◆ TASK DETAILS ◆
Search term "comments": copy each line of the data containing it.

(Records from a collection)
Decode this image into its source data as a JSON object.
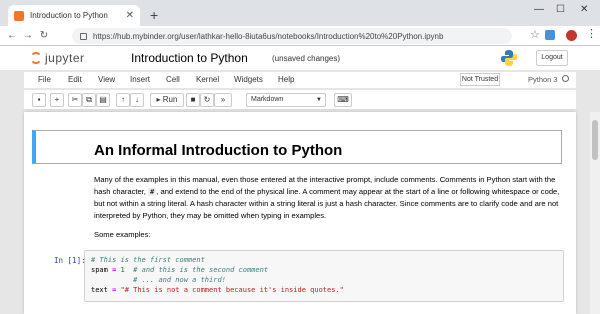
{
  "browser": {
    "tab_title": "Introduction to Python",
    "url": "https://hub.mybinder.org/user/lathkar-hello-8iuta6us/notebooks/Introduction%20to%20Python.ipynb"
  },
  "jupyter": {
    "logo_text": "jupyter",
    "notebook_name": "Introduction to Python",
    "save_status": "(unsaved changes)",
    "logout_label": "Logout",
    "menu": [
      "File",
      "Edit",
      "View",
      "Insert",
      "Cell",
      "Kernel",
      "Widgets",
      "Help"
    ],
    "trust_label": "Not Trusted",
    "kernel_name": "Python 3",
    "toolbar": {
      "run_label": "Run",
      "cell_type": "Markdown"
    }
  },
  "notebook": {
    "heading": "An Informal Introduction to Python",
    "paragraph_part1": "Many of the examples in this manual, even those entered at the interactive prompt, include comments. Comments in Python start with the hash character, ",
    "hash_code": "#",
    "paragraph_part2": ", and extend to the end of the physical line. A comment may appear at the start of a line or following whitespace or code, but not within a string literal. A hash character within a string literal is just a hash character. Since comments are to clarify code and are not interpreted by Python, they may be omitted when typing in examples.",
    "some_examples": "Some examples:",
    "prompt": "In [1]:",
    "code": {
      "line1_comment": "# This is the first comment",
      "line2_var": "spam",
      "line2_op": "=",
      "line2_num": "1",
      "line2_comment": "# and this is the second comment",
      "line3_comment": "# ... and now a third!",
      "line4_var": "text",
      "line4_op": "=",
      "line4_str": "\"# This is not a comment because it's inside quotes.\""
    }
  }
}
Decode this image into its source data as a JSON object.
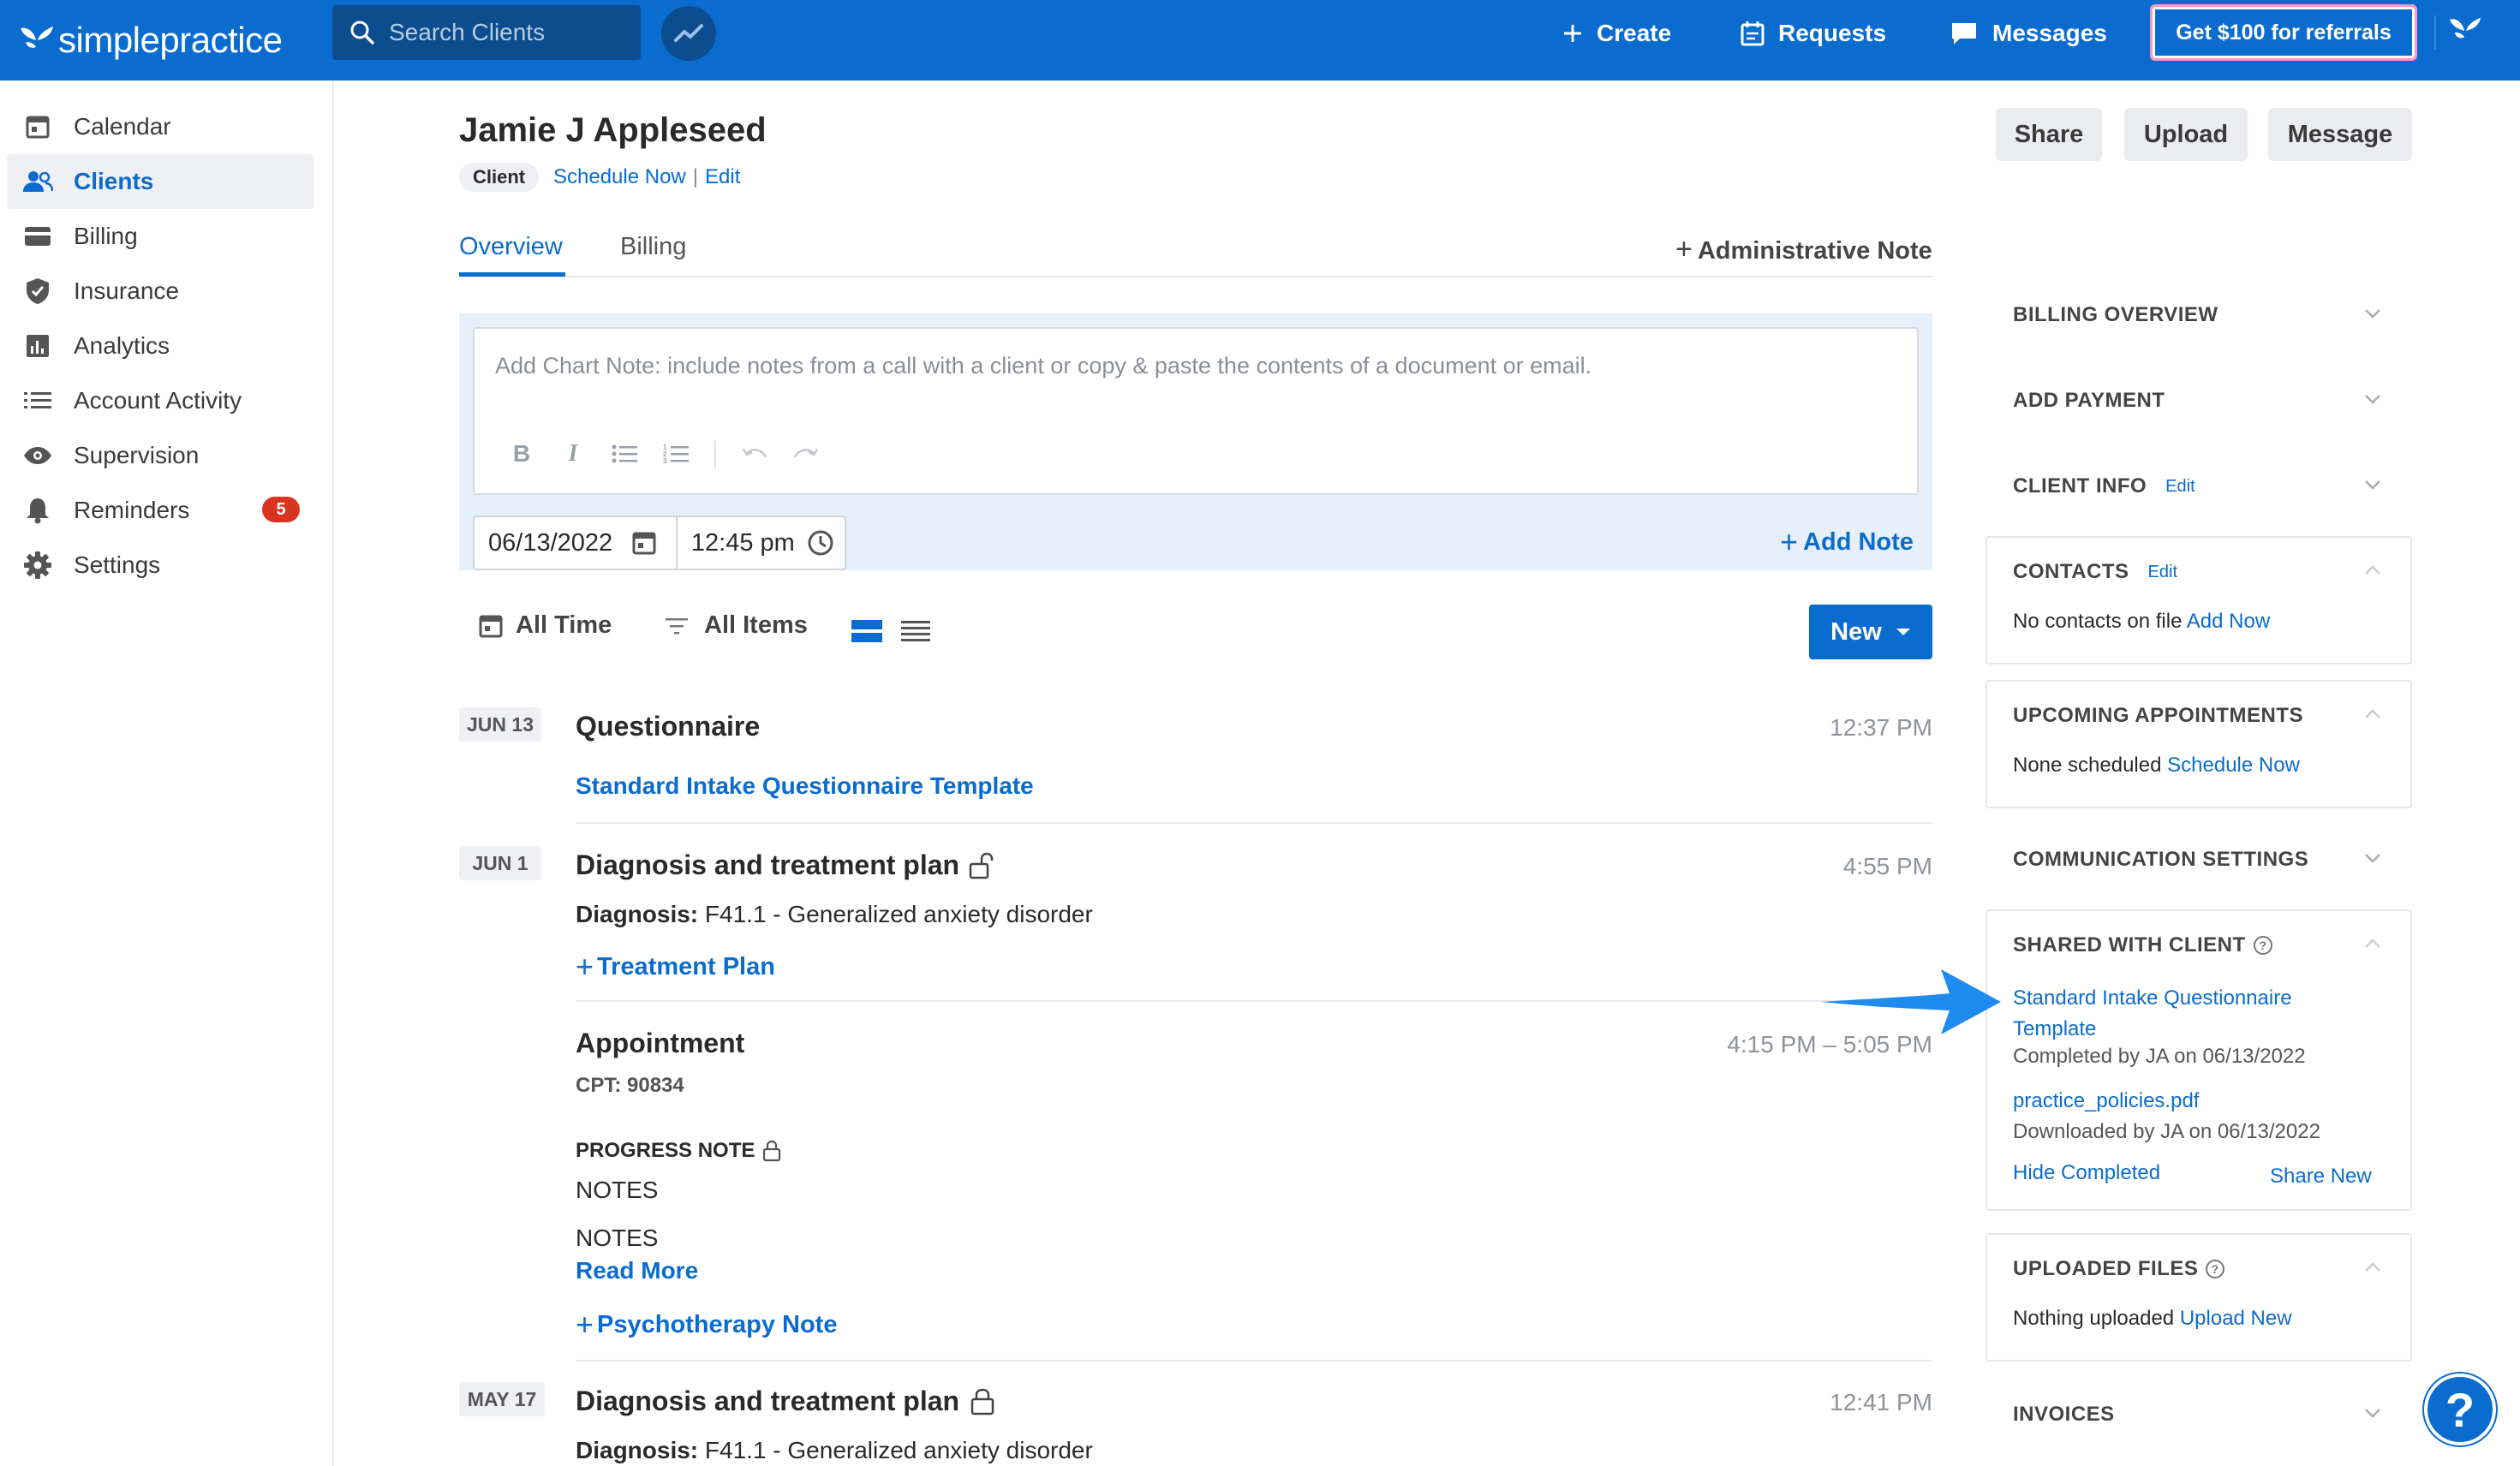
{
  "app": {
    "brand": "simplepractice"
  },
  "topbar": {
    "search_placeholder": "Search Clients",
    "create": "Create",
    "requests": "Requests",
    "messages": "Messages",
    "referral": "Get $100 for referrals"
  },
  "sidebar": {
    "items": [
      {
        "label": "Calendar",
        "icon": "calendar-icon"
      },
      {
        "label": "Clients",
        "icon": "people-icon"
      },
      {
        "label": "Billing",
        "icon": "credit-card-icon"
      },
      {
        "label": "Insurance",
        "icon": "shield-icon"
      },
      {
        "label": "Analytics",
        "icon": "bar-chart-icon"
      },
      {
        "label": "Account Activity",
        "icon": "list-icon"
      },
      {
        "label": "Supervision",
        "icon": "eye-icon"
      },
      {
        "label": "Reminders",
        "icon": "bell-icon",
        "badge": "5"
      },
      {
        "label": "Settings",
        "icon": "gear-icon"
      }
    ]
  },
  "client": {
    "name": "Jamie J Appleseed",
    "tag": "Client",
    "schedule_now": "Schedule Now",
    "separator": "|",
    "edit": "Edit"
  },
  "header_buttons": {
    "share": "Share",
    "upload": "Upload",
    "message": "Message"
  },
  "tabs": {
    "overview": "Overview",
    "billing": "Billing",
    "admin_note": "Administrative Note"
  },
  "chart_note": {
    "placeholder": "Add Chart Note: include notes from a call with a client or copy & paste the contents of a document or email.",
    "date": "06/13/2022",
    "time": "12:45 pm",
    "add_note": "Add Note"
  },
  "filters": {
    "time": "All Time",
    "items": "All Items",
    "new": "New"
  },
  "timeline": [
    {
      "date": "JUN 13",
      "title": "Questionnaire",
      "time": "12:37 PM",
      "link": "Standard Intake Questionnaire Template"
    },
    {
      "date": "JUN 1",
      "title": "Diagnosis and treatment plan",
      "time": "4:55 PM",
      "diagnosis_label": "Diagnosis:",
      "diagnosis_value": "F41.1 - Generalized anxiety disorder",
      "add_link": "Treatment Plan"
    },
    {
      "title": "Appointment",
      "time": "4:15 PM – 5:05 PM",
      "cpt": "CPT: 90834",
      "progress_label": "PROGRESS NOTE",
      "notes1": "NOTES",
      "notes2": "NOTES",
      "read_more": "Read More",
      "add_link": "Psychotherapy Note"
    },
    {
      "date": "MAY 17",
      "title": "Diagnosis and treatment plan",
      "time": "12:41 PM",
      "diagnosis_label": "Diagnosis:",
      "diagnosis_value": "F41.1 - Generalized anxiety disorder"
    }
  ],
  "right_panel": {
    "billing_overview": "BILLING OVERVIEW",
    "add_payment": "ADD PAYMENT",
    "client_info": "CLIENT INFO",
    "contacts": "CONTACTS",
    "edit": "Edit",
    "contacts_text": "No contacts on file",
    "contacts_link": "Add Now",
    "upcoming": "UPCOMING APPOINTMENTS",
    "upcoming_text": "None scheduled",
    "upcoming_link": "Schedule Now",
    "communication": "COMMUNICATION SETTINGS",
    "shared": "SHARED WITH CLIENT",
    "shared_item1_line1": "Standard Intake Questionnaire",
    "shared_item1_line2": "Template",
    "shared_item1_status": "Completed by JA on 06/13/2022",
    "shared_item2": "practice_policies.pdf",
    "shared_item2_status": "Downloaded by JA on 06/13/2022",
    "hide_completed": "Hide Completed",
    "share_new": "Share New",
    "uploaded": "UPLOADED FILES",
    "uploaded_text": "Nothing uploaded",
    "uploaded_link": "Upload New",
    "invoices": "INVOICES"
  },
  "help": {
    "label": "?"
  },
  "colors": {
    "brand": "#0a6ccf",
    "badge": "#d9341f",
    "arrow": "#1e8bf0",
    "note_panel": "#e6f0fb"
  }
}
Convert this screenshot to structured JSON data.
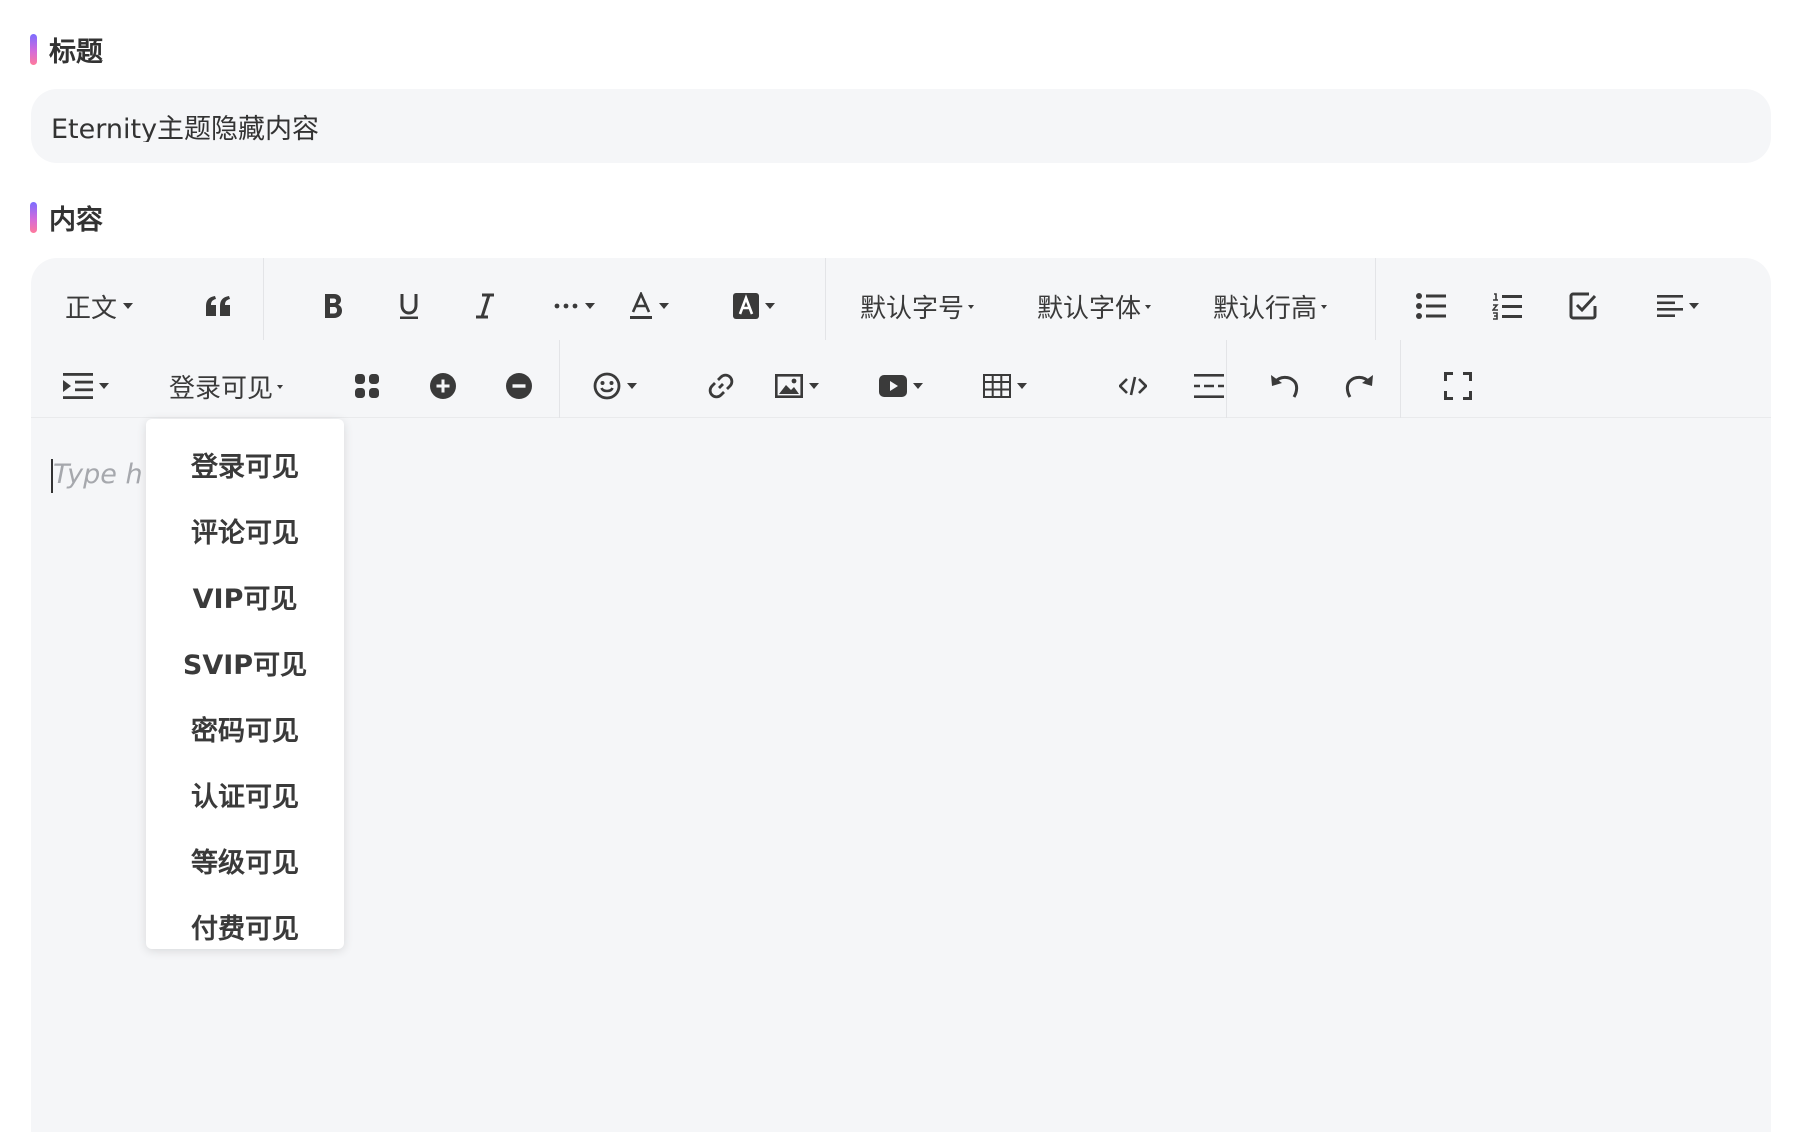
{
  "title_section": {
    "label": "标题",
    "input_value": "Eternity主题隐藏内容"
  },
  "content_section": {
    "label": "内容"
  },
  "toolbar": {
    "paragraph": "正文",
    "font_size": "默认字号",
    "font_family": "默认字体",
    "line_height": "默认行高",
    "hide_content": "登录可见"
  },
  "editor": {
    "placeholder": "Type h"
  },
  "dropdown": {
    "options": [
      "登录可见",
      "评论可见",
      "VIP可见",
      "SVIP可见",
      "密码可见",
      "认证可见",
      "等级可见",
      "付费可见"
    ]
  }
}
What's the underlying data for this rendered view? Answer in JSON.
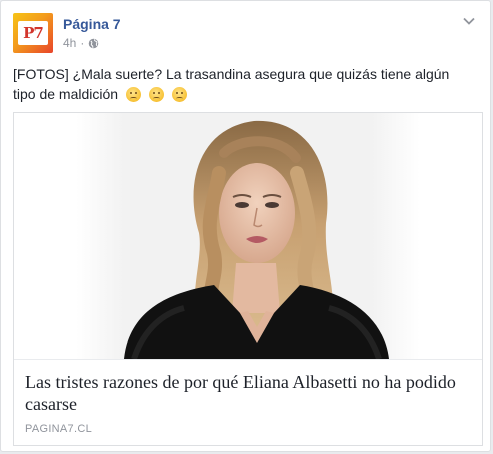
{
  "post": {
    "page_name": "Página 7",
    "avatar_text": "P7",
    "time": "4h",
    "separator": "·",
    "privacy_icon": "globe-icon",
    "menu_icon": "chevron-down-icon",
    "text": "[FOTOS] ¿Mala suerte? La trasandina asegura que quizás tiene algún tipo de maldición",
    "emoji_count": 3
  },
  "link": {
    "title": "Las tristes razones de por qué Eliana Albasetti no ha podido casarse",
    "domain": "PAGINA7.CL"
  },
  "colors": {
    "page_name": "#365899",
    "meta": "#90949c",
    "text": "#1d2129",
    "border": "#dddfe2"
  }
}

◆ FINISHED EXERCISE ◆
    "paragraph_part1": "Many of the examples in this manual, even those entered at the interactive prompt, include comments. Comments in Python start with the hash character, ",
    "paragraph_part2": ", and extend to the end of the physical line. A comment may appear at the start of a line or following whitespace or code, but not within a string literal. A hash character within a string literal is just a hash character. Since comments are to clarify code and are not interpreted by Python, they may be omitted when typing in examples.",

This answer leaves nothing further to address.